We all have archetypal experiences such as falling in love, experiencing awe in front of one of our heroes or terror in the face of a foe or trial. These are archetypal experiences which happen to us. Jung often talked about this as an archetype being “constellated” in us.
Yet Jung also wrote about the possibility of us actively summoning an archetype, where the archetypes is called forth. Two passages come to mind.
The impact of an archetype, whether it takes the form of immediate experience or is expressed through the spoken word, stirs us because it summons up a voice that is stronger than our own. Whoever speaks in primordial images speaks with a thousand voices; he enthrals and overpowers, while at the same time he lifts the idea he is seeking to express out of the occasional and the transitory into the realm of the ever-enduring. He transmutes our personal destiny into the destiny of mankind, and evokes in us all those beneficent forces that ever and anon have enabled humanity to find a refuge from every peril and to outlive the longest night. CW 15.129
And another time on the Catholic mass
“Adesto, adesto Jesu, bone Pontifex, in medio nostri: sicut fuisti in medio discipulorum tuorum. (Be present, be present in our midst, O Jesus, great High Priest: as thou wert in the midst of thy disciples ) This naming likewise has the original force of a summons. It is an intensification of the Benedictus qui venit (Blessed is he who comes) and it may be, and sometimes was, regarded as the actual manifestation of the Lord, and hence as the culminating point of the Mass. CW 11.321
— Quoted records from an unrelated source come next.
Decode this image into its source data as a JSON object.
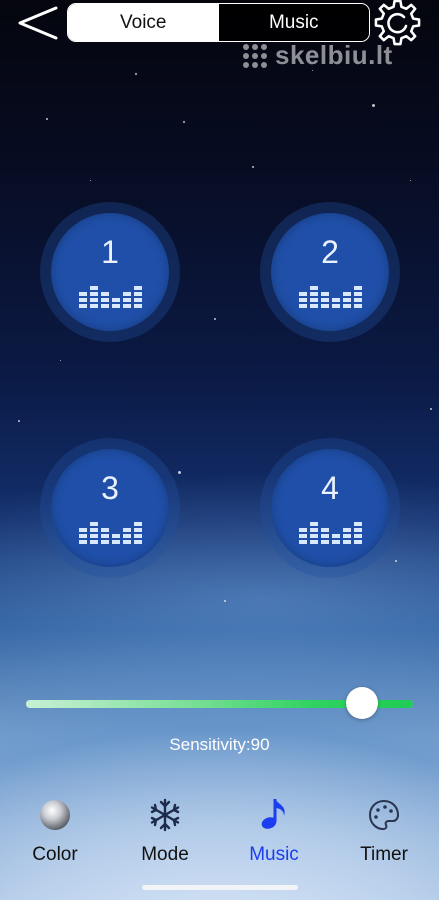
{
  "header": {
    "back_icon": "chevron-left-icon",
    "tabs": [
      {
        "label": "Voice",
        "active": true
      },
      {
        "label": "Music",
        "active": false
      }
    ],
    "settings_icon": "gear-icon",
    "watermark": "skelbiu.lt"
  },
  "pads": [
    {
      "label": "1",
      "icon": "equalizer-icon"
    },
    {
      "label": "2",
      "icon": "equalizer-icon"
    },
    {
      "label": "3",
      "icon": "equalizer-icon"
    },
    {
      "label": "4",
      "icon": "equalizer-icon"
    }
  ],
  "sensitivity": {
    "text": "Sensitivity:90",
    "value": 90,
    "max": 100
  },
  "nav": [
    {
      "label": "Color",
      "icon": "color-ball-icon",
      "active": false
    },
    {
      "label": "Mode",
      "icon": "snowflake-icon",
      "active": false
    },
    {
      "label": "Music",
      "icon": "music-note-icon",
      "active": true
    },
    {
      "label": "Timer",
      "icon": "palette-icon",
      "active": false
    }
  ],
  "colors": {
    "pad": "#1f4fa8",
    "slider_fill": "#1fcc54",
    "nav_active": "#1a3ef0"
  }
}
Jung noted that this process is often achieved by the shaman (in the form of the animal spirit), by the priest and guru, by the visual artist and the songster and by the speech maker who summoned the energy of an archetype in others (a power he noted in the German Reich).
This month at numinous we will discuss how this power of summoning works and how we might use it in our own lives.